“And we’re going to just prove them wrong,” he added. “Like, who have you broken? Nobody. You’ve broken nobody. You’ve not.”
Ms. Grande, 23, announced the benefit concert last Monday on Twitter, a week after the blast at her concert, naming an A-list roster of guests who would join her, including Miley Cyrus, Katy Perry, Justin Bieber, Coldplay and Pharrell Williams.
Speaking onstage at the concert on Sunday, Ms. Grande’s manager, Scooter Braun, praised the crowd for its bravery. “Last night this nation was challenged, and all of you were challenged, and you had a decision to make if you were going to come out here tonight,” he said. “And this is so beautiful. You guys made that decision. You looked fear right in the face and you said, no, we are Manchester, and the world is watching.”
Mr. Williams told the crowd that he did not see or feel any fear in the audience, and Ms. Cyrus called for peace. “For me, the most important responsibility we have on this entire planet is to take care of one another,” she said. “And look what we’re doing today and how amazing that is.”
Perhaps the most emotional moment early in the evening came when Ms. Grande performed with a children’s chorus, after which she appeared to choke up.
Ms. Grande’s Dangerous Woman tour, which had been scheduled to continue in London several days after the bombing, was suspended days after the attack. The tour is currently scheduled to resume on June 7 in Paris.

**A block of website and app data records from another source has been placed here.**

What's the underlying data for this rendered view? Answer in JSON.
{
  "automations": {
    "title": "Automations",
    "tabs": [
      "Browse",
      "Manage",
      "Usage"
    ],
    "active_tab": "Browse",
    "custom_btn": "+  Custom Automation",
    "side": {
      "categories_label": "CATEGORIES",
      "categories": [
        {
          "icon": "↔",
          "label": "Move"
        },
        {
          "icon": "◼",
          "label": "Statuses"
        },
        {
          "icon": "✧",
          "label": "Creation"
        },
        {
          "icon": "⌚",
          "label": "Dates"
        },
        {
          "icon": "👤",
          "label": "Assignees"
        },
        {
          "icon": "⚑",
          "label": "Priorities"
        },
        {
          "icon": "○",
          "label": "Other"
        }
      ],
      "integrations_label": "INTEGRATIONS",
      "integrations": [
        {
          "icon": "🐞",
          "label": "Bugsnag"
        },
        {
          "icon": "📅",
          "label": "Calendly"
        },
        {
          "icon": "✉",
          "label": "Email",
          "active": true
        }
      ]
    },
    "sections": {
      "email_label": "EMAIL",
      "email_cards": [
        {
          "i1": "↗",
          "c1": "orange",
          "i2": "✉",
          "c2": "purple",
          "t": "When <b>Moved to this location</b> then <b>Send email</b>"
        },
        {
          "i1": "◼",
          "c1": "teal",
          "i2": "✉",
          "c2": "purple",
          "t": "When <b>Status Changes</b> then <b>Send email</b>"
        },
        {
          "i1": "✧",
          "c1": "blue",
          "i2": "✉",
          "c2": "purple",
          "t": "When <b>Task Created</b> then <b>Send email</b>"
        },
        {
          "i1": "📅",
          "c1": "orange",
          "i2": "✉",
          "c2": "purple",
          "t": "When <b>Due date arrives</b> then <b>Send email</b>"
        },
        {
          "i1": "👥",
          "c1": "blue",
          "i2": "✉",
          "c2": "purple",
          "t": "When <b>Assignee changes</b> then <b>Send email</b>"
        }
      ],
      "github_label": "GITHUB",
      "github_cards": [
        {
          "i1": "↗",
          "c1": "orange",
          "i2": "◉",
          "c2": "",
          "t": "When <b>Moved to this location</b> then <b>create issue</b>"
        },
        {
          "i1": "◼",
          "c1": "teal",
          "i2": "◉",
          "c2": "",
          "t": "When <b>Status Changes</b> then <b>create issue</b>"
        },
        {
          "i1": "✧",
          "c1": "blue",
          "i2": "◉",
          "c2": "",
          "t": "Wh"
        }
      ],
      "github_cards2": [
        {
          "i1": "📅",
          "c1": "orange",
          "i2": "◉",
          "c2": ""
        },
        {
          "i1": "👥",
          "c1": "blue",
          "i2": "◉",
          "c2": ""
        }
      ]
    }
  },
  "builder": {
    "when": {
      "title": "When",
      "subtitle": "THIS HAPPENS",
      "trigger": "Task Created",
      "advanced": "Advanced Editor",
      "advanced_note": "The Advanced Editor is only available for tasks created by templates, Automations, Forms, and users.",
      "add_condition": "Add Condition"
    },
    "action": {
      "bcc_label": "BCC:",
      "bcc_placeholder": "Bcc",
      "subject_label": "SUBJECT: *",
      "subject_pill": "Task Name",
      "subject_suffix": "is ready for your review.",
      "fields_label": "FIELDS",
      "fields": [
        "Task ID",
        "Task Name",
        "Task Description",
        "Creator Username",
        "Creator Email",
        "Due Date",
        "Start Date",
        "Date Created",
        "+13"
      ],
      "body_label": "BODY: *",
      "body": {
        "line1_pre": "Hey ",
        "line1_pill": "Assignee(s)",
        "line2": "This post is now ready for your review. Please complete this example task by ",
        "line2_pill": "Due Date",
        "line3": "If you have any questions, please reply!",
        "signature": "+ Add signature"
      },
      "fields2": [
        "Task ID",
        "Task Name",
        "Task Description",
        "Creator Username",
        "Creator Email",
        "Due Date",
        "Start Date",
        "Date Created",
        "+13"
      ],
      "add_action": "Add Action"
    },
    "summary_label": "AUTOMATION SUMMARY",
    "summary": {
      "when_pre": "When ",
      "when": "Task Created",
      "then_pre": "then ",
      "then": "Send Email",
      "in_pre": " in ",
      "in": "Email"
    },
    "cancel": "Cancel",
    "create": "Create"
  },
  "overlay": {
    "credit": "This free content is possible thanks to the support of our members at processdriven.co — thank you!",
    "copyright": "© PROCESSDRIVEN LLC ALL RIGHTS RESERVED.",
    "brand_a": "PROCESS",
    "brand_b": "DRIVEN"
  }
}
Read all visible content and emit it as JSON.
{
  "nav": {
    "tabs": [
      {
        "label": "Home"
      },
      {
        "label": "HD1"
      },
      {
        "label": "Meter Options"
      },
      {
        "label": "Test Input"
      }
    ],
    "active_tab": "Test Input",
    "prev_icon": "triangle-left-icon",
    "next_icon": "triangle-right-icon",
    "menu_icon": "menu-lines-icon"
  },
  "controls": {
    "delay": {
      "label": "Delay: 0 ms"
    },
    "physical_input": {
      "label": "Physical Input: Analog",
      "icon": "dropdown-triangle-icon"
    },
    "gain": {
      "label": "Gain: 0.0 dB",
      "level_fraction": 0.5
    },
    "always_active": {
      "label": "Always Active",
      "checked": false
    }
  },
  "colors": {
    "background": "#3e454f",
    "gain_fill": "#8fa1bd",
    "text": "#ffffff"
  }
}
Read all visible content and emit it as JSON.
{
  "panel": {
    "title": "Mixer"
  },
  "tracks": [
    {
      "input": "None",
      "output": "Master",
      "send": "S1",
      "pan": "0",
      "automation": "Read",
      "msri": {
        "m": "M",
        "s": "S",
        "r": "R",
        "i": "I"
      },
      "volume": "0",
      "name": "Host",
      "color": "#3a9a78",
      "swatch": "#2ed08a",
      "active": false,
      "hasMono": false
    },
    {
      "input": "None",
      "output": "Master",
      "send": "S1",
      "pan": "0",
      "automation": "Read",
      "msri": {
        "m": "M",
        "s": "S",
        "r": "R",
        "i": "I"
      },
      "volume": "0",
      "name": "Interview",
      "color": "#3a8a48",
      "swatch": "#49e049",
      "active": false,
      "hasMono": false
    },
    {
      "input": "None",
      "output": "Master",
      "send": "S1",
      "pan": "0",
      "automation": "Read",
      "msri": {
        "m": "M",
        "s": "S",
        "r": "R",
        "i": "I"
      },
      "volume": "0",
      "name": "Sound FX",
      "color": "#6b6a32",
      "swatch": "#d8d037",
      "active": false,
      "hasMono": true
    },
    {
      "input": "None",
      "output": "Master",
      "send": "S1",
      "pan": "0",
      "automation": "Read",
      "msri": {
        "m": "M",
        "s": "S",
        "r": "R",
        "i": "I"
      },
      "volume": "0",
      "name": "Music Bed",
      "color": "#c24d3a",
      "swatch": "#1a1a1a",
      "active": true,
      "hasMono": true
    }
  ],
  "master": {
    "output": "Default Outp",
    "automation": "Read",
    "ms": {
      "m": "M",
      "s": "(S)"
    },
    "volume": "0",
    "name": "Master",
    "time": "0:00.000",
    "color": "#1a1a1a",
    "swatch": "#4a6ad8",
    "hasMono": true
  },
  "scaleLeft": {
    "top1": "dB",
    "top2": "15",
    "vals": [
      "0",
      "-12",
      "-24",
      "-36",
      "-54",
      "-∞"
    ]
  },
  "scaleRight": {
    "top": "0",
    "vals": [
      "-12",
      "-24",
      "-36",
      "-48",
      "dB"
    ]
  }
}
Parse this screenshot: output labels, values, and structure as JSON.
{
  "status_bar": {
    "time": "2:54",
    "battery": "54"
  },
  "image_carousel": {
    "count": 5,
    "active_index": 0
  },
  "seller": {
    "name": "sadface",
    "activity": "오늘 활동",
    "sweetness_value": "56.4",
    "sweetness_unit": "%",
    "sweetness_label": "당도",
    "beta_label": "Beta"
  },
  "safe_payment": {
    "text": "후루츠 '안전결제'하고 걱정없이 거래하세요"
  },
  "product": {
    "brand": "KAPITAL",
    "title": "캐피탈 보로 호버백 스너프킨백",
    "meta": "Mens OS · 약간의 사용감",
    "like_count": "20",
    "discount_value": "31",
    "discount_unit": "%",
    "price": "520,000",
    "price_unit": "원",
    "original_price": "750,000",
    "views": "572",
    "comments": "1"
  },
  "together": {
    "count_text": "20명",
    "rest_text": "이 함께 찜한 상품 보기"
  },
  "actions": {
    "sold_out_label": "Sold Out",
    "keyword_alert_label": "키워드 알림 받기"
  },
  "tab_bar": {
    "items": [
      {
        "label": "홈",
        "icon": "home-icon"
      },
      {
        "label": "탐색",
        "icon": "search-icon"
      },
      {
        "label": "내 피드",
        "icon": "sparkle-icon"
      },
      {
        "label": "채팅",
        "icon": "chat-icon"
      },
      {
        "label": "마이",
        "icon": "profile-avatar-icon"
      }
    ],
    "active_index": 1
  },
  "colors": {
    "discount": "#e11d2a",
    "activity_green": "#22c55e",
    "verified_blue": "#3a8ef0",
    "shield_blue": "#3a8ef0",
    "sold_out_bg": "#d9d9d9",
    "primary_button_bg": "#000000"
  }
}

Standard-price tickets to the benefit concert — which were available for £40, or around $51, with the opportunity to make a major donation of £2,500 — sold out in minutes on Thursday morning. Organizers tried to ensure that people who had attended the concert where the attack occurred could receive free tickets. Proceeds from the show will go to the We Love Manchester Emergency Fund.
On Friday, the Greater Manchester Police Department released a statement detailing increased security measures that would be in place around the venue on Sunday, including bag checks and police officers placed on surrounding streets and at public transportation stops. After Saturday’s attacks in London, they released another statement that said security would be increased. (Shortly before the concert, in a venue less than a mile away, the city’s famed football team, Manchester United, was set to stage a major tribute match for one of its most celebrated players, Michael Carrick.)
Dozens of police officers patrolled the grounds outside the arena before the concert, and nearby roads were closed to car traffic. Large gray police vans were parked outside, and canine units sniffed the bags of concertgoers as they walked by.
The crowd included a broad mix of attendees of all ages, including many young women wearing variations on the signature bunny ears that Ms. Grande has lately sported in images.
The concert, which took place on the city’s southwest outskirts, about 3.5 miles away from the city center Manchester Arena, where the bombing occurred, was broadcast live by BBC television and radio, aired on other radio stations and live-streamed online.
Outside the arena on Sunday, fans, some of whom had attended Ms. Grande’s Manchester Arena concert, offered mixed reasons for attending Sunday’s concert.
Becky Jones, 21, who was at Ms. Grande’s concert on May 22, said she heard the blast but knew something serious had gone wrong only when she smelled burning. “I knew I wanted to come,” she said of Sunday’s concert. “I wasn’t going to let it stop me,” she added, referring to the prospect of another terrorist attack, “because it’s something I love to do.”
A group of young men arrived at the venue in flamboyant outfits, with artful swishes of glitter painted onto their faces. One in the group, James Ockerby, 25, wore a shirt dedicated to his friend Martyn Hett, who died in the attack, and whom Mr. Ockerby described as “an icon.”
Mr. Ockerby, who was at the Manchester Arena concert, described sprinting from the arena and only later figuring out what had happened. “We don’t want to be scared,” he said of his decision to attend the benefit. “We want to forget what’s going on, we want to have a good time.”
Continue reading the main story